Don't get me wrong, there's nothing wrong with using preamps, discrete tuners, decks, and amplifiers if you know what you're doing, but that takes quite a bit of forethought and knowledge and gets REAL expensive, REAL quick. To sum it up: Don't go with the Klipsch HT speakers, if you're worried about sound fidelity. Chances are you'll be missing some of the mids, and the only lows will be coming from the sub - like your logitech system. Don't buy the most expensive thing you can find, just because the reviews are great. It takes a trained ear to tell the difference between mid-range and high-end stuff, and it's near impossible to tell the difference between high-to-ultra high end stuff in terms of quality.
Different brands and models will have a different sound color which might be easily distinguishable, one might sound "bright" another "warm", but most if not all should have a "good" reproduction of the sound spectrum. Unless you already have a very specific picture of what you want your speakers to sound like and you've pretty much proved that you don't then the price difference isn't worth it.
This right here, the hopping around between reviews is why I recommended you go to a store to listen. You can't listen to the speaker online.
I really recommend 8-ohm speakers and equipment, or if not, at least buy impedance-matched equipment 4-ohm speaker to 4-ohm amp When it comes to Preamps, preouts, etc I don't think you need it. The amplifier section on any quality receiver should be more than enough, both in terms of power and quality. You aren't planning on running an actual cinema, are you? If you really really want the option to add discrete amps later, go for a receiver with pre-outs such as the V like robert-the-rambler suggested.
My vote, however, is to go with the RX-V you had picked out, or the V if you want 7. It's important to note, you need a seperate amp or at least seperate amp channel for each channel of the 5. That's 5 mono amps or 3 stereo amps or a very expensive purpose-built 5-channel amp for 5. Download some FLAC or other lossless audio to try out. Your music may very well just not sound good because it isn't good. I recommended Polk brand to him when he was still talking about the Klipsch HTIAB speakers, as a quality but not overly expensive brand, with the proviso that I had limited experience with speakers.
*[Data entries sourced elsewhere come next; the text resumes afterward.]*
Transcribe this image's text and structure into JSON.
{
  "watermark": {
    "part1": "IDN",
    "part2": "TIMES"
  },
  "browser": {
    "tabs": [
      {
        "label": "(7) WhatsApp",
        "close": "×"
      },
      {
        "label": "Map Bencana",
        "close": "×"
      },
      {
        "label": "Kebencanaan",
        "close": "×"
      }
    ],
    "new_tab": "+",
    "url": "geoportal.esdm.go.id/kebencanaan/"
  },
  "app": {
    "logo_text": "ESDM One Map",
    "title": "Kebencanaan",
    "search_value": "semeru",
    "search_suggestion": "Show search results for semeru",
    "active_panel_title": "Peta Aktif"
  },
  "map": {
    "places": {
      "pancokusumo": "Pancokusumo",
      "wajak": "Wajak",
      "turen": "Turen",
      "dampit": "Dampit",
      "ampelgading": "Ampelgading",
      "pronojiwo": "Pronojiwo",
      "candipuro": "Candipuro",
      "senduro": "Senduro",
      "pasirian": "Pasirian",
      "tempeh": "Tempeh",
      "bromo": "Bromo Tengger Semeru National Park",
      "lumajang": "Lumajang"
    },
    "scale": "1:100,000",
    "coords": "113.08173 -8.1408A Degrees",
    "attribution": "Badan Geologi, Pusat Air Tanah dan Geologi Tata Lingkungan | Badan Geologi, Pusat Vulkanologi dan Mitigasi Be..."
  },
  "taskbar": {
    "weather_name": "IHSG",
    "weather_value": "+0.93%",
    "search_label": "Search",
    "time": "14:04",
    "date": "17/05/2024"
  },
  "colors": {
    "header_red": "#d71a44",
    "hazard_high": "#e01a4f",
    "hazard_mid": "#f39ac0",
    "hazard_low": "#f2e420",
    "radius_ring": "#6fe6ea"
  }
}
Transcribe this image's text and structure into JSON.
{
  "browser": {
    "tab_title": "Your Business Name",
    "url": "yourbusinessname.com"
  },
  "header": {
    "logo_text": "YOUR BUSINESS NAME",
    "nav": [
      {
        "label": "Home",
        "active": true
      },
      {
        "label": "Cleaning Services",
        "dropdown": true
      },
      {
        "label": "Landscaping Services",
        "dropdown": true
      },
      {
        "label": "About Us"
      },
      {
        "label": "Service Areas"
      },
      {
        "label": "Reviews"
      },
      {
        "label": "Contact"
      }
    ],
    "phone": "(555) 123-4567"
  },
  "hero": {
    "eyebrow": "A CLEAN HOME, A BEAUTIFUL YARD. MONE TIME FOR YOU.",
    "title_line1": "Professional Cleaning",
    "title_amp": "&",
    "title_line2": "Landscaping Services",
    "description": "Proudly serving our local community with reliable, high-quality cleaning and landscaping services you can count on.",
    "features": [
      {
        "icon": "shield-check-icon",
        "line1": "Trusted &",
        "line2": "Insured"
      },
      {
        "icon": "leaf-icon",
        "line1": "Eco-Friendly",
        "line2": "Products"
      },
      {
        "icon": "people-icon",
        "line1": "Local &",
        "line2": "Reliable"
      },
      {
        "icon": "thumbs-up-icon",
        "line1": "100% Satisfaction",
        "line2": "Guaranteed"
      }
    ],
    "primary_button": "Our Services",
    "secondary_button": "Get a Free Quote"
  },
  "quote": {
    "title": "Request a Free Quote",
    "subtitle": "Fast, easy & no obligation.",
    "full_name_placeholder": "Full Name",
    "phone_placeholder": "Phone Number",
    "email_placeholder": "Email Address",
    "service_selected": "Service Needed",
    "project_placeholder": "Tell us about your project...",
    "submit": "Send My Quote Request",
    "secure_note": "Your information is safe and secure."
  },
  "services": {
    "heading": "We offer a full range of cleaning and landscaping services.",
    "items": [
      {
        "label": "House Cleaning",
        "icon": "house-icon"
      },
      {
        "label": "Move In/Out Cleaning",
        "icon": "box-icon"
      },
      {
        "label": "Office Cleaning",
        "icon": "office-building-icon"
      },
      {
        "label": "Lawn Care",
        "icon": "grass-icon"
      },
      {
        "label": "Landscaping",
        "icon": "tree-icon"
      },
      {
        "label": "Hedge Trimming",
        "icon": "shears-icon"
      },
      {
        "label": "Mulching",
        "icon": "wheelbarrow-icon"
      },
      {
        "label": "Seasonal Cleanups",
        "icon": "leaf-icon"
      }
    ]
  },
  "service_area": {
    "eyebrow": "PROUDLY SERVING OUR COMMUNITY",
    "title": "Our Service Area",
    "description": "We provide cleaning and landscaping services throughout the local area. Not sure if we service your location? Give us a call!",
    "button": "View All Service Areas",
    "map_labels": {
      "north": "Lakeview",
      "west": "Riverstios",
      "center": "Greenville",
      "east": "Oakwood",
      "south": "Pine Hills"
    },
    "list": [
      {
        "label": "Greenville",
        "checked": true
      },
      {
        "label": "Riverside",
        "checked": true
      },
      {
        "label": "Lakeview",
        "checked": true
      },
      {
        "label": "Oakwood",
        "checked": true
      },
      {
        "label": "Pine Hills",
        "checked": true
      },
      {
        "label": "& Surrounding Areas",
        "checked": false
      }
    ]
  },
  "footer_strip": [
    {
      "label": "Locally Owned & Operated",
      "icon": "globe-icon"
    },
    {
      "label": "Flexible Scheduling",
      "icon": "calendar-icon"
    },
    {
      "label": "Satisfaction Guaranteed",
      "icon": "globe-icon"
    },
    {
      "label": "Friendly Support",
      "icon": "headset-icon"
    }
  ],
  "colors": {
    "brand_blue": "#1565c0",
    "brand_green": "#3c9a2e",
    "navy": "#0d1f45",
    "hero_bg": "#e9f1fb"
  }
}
Thanks for the tutorial on how make speaker wires look nice. That just seems like too much work and I would rather save the extra 2 dollars or so for a drink after I finish setting up my Home Theater. As for the Banana plugs, why don't you recommend Monoprice's Banana plugs, the customer reviews raves that they are great. A more accurate statement is: Devices marketed as "Computer Speakers" aren't engineered for high fidelity.
PC audio can very well be high fidelity, if done right. My father's Digidesign and Presonus PC-based studio audio recording equipment dispute your statement. OK, I can respect that, but knowing how to wire the speakers doesn't mean anything when you start talking about what kind of architecture you're going to use.